The inaugural Steven Petrow LGBTQ Fellow, Cris Beam, will be in residence at VCCA for the month of August.
Cris is an author and professor in New York City. Her most recent book, To the End of June: The Intimate Life of American Foster Care (Houghton Mifflin-Harcourt, 2013), was named a 2013 New York Times Notable Book, was longlisted for the Andrew Carnegie Award, shortlisted for the William Saroyan Prize and was a best book on several year-end lists including NPR, New York Magazine and The Boston Globe. She is also the author of Transparent: Love, Family and Living the T with Transgender Teenagers (Harcourt 2007), which won a Lambda Literary Award and was a Stonewall Honor book. Her young adult novel, I am J, (Little, Brown in 2011) was named a Kirkus Best Book and Library Guild Selection, and is the first book with a transgender character to land on the state of California’s recommended reading list for public high schools. Her short memoir, Mother, Stranger was published by The Atavist in 2012 and quickly reached the top ten on Kindle Singles. Forthcoming from Houghton Mifflin Harcourt is I Feel You. Beam’s work has also been featured in The New York Times, The Awl, Huffington Post, The Guardian and on This American Life. Beam is an assistant professor at William Paterson University. She’s currently working on a novel.
The Steven Petrow LGBTQ Fellowship is open to applicants working in all genres (writers, visual artists, and/or composers) and consists of a fully-funded two-week residency at VCCA, which includes a private bedroom, board, and an individual work studio. To be eligible applicants must self-identify as LGBTQ.
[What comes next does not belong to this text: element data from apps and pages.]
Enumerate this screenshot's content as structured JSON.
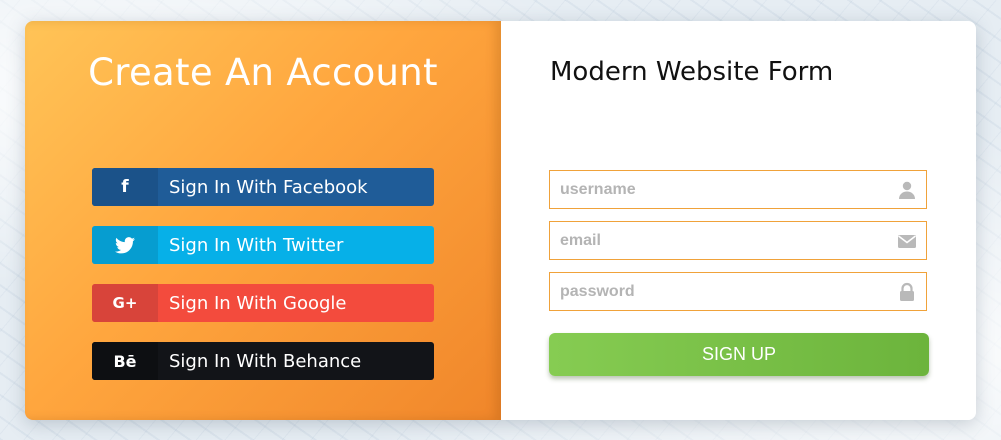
{
  "left_panel": {
    "title": "Create An Account",
    "social_buttons": [
      {
        "icon": "facebook-icon",
        "glyph": "f",
        "label": "Sign In With Facebook",
        "color": "#1f5c98"
      },
      {
        "icon": "twitter-icon",
        "glyph": "",
        "label": "Sign In With Twitter",
        "color": "#06b0e8"
      },
      {
        "icon": "google-plus-icon",
        "glyph": "G+",
        "label": "Sign In With Google",
        "color": "#f34b3d"
      },
      {
        "icon": "behance-icon",
        "glyph": "Bē",
        "label": "Sign In With Behance",
        "color": "#121418"
      }
    ]
  },
  "right_panel": {
    "title": "Modern Website Form",
    "fields": [
      {
        "placeholder": "username",
        "value": "",
        "icon": "user-icon"
      },
      {
        "placeholder": "email",
        "value": "",
        "icon": "envelope-icon"
      },
      {
        "placeholder": "password",
        "value": "",
        "icon": "lock-icon"
      }
    ],
    "submit_label": "SIGN UP"
  },
  "colors": {
    "accent_orange": "#ffa63e",
    "field_border": "#f0a23a",
    "submit_green": "#7cc24a"
  }
}
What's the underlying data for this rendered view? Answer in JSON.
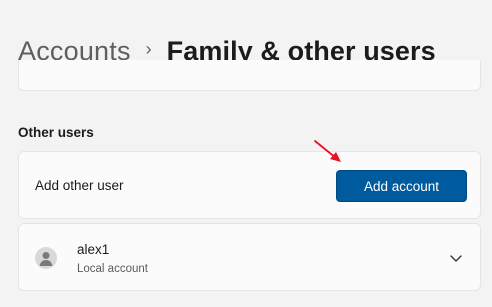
{
  "header": {
    "breadcrumb_parent": "Accounts",
    "breadcrumb_separator": "›",
    "page_title": "Family & other users"
  },
  "other_users": {
    "heading": "Other users",
    "add_row_label": "Add other user",
    "add_button_label": "Add account",
    "accounts": [
      {
        "name": "alex1",
        "type": "Local account",
        "icon": "person-icon"
      }
    ]
  },
  "colors": {
    "background": "#f3f3f3",
    "card": "#fbfbfb",
    "accent": "#005a9e",
    "annotation_arrow": "#e81123"
  }
}
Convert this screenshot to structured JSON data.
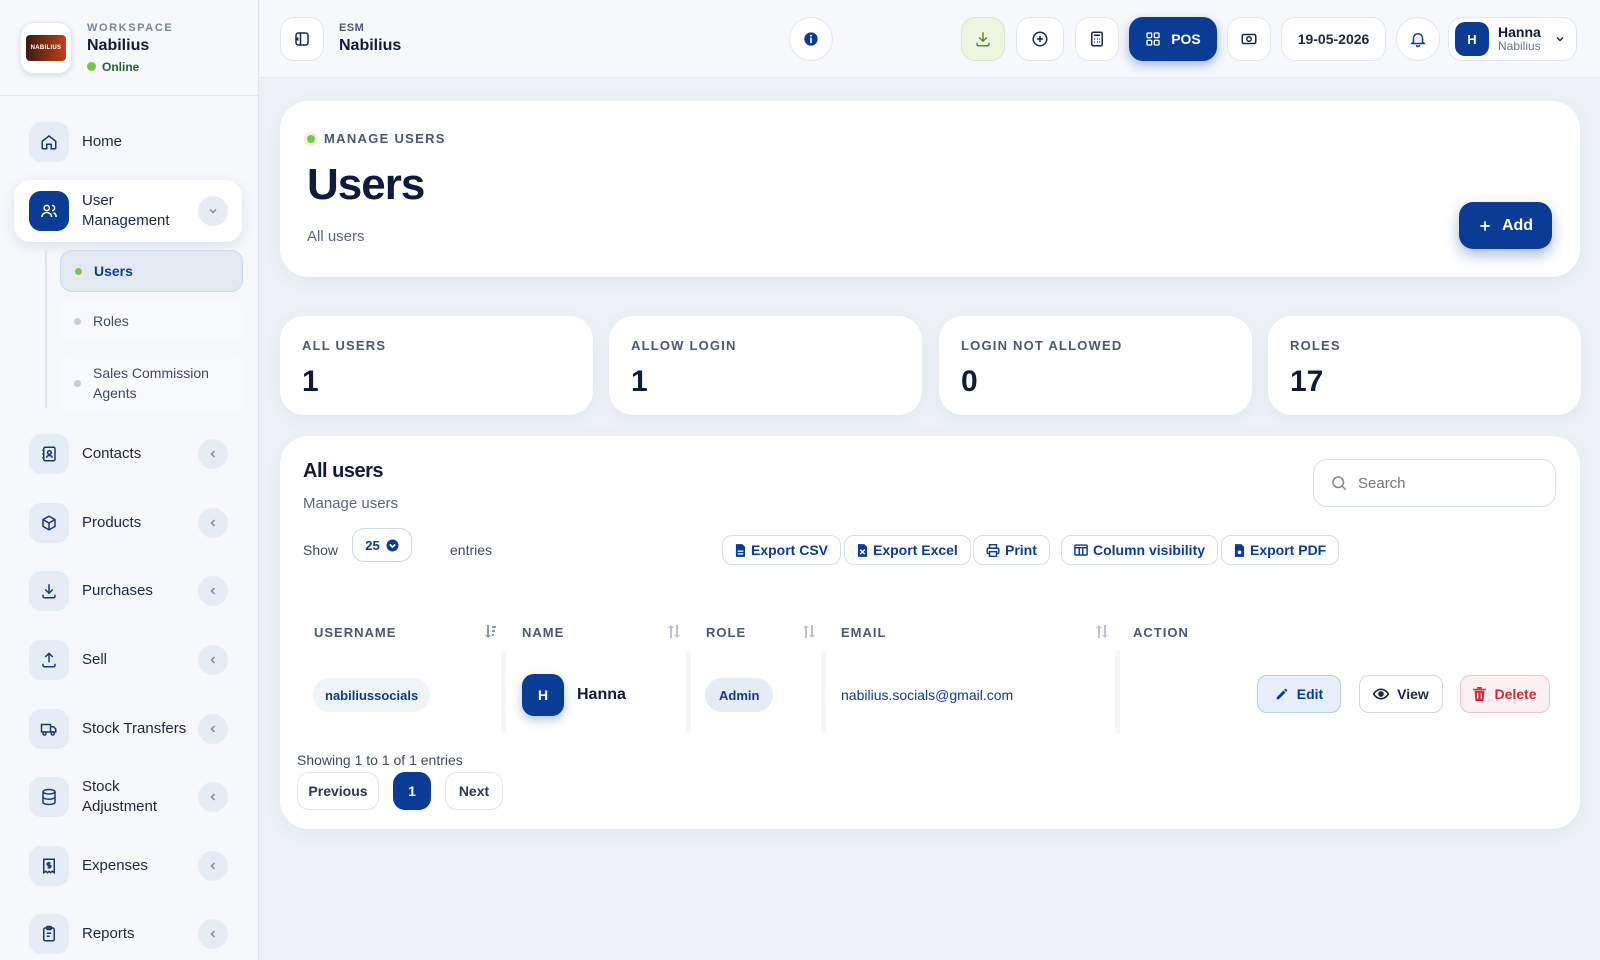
{
  "workspace": {
    "kicker": "WORKSPACE",
    "name": "Nabilius",
    "status": "Online",
    "logo_text": "NABILIUS"
  },
  "sidebar": {
    "items": [
      {
        "label": "Home",
        "icon": "home-icon"
      },
      {
        "label": "User Management",
        "icon": "users-icon",
        "expanded": true
      },
      {
        "label": "Contacts",
        "icon": "contacts-icon"
      },
      {
        "label": "Products",
        "icon": "box-icon"
      },
      {
        "label": "Purchases",
        "icon": "download-icon"
      },
      {
        "label": "Sell",
        "icon": "upload-icon"
      },
      {
        "label": "Stock Transfers",
        "icon": "truck-icon"
      },
      {
        "label": "Stock Adjustment",
        "icon": "database-icon"
      },
      {
        "label": "Expenses",
        "icon": "receipt-icon"
      },
      {
        "label": "Reports",
        "icon": "clipboard-icon"
      }
    ],
    "subitems": [
      {
        "label": "Users",
        "active": true
      },
      {
        "label": "Roles",
        "active": false
      },
      {
        "label": "Sales Commission Agents",
        "active": false
      }
    ]
  },
  "topbar": {
    "kicker": "ESM",
    "title": "Nabilius",
    "pos_label": "POS",
    "date": "19-05-2026",
    "user": {
      "initial": "H",
      "name": "Hanna",
      "sub": "Nabilius"
    }
  },
  "header": {
    "kicker": "MANAGE USERS",
    "title": "Users",
    "subtitle": "All users",
    "add_label": "Add"
  },
  "stats": [
    {
      "label": "ALL USERS",
      "value": "1"
    },
    {
      "label": "ALLOW LOGIN",
      "value": "1"
    },
    {
      "label": "LOGIN NOT ALLOWED",
      "value": "0"
    },
    {
      "label": "ROLES",
      "value": "17"
    }
  ],
  "table_card": {
    "title": "All users",
    "subtitle": "Manage users",
    "search_placeholder": "Search",
    "show_label": "Show",
    "entries_value": "25",
    "entries_label": "entries",
    "buttons": [
      "Export CSV",
      "Export Excel",
      "Print",
      "Column visibility",
      "Export PDF"
    ],
    "columns": [
      "USERNAME",
      "NAME",
      "ROLE",
      "EMAIL",
      "ACTION"
    ],
    "rows": [
      {
        "username": "nabiliussocials",
        "initial": "H",
        "name": "Hanna",
        "role": "Admin",
        "email": "nabilius.socials@gmail.com"
      }
    ],
    "actions": {
      "edit": "Edit",
      "view": "View",
      "delete": "Delete"
    },
    "info": "Showing 1 to 1 of 1 entries",
    "pagination": {
      "previous": "Previous",
      "current": "1",
      "next": "Next"
    }
  },
  "colors": {
    "primary": "#0b3c95",
    "online": "#7ac943",
    "danger": "#d6283c"
  }
}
A VCCA Fellow himself, Steven is an award-winning journalist, hailed as an expert on modern manners by The New York Times, People, Time, and NPR. Steven is a columnist for the Washington Post and for USA Today. Previously, he wrote The New York Times’s “Civil Behavior” column and “Digital Dilemmas” for Parade magazine. His five books include Steven Petrow’s Complete Gay & Lesbian Manners, The Lost Hamptons, and Dancing Against the Darkness: A Journey through America in the Age of AIDS.
Steven’s own work about LGBTQ issues found much support at VCCA over the past decade. “I’m funding this fellowship to provide support and recognition to LGBTQ writers and artists, especially because government funding of the arts is at risk these days. The arts are core to a democratic nation,” Steven said.